In addition, there are flaws in the Lightning Network, such as blocked payments, which are outbound transactions that are not verified. A stopped payment will be refunded by the Bitcoin network, but it may take days to receive because genuine transactions receive higher priority than stuck transactions when it comes to verification.

Finally, even if the Lightning Network resolves all of its concerns, regulators must be considered. Regulators may find it difficult to comprehend Lightning Network sufficiently to establish appropriate legislation. If authorities have trouble, mainstream crypto users may have trouble using the Lightning Network. Even if regulators understand the protocol, the Lightning Network's secrecy may prevent it from being approved. Legislators may be put off by anonymous transactions because they can only view a completed transaction after a user closes their payment channel, not the individual transactions done within it.

The future of Lightning Network

Adoption of the Lightning Network, on the other hand, is increasing. According to DappRadar, the Lightning Network has over $110 million in Bitcoin locked up. This might include people who pay for goods and services, use applications, gamble, and so on.

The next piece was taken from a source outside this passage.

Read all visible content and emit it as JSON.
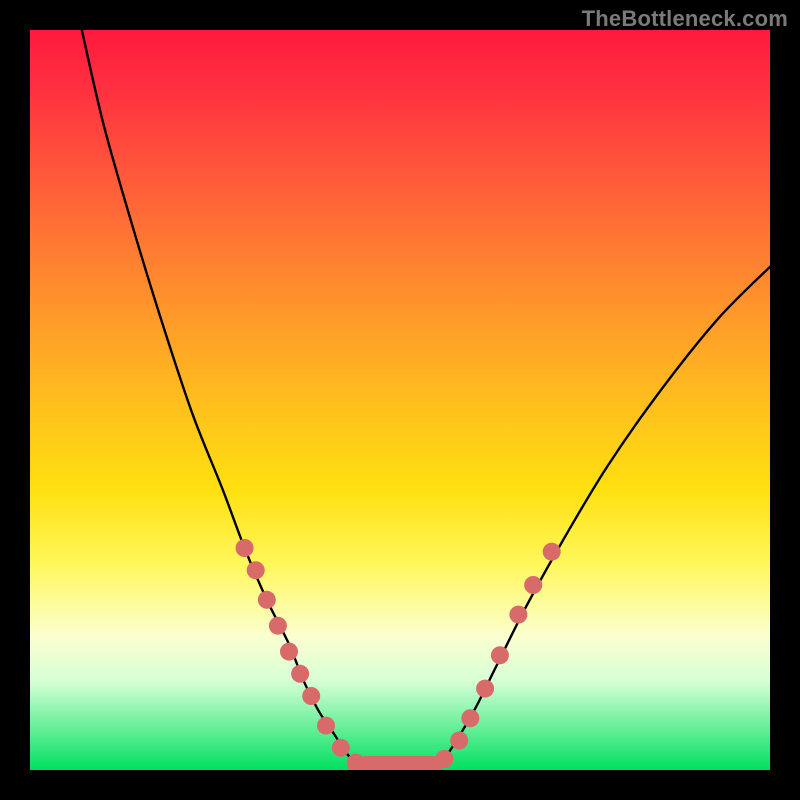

Some apps, like as Lightning Network compatible wallets, are critical to network usage. Because the Lightning Network is a separate protocol from Bitcoin's mainnet, it necessitates the usage of a new wallet in order for users to construct payment channels. Traders can't use the Lightning Network until their wallets are optimized. The industry should expect more wallet developers to integrate Lightning Network functionality if Lightning Network popularity continues to expand. Dedicated users can also become nodes, reducing transaction times on the Lightning Network.

It's also worth noting that Lightning has progressed to the point where it can now be used as a layer-two solution on a variety of projects. Cryptocurrency exchanges are also beginning to support the protocol, allowing as many traders as possible to use it. Traders that use exchanges that use the Lightning Network can withdraw tiny amounts of Bitcoin quickly and cheaply (even when Bitcoin is congested). Due to Bitcoin's existing infrastructure, users may face large transaction fees and long wait times if the Lightning Network is not implemented.

The Lightning Network has also included Watchtowers, a third-party security service made up of numerous specialized nodes. Some nodes go offline on occasion, leaving their payment channels vulnerable to offline transaction fraud. A participant can pay a small price to a watchtower and submit a signifier linked to the channel transaction instead of leaving their channel unattended. The watchtower uses the signifier to distinguish the user's channel from the rest and monitors it.

If the watchtower detects malicious behaviour, such as an effort by the opposing party to block the payment channel, the funds will be promptly frozen and refunded to the offline user. The watchtower will also punish the harmful party by deducting payments from their account.

No comments
Post a Comment

    Reading Mode :
    Font Size
    lines height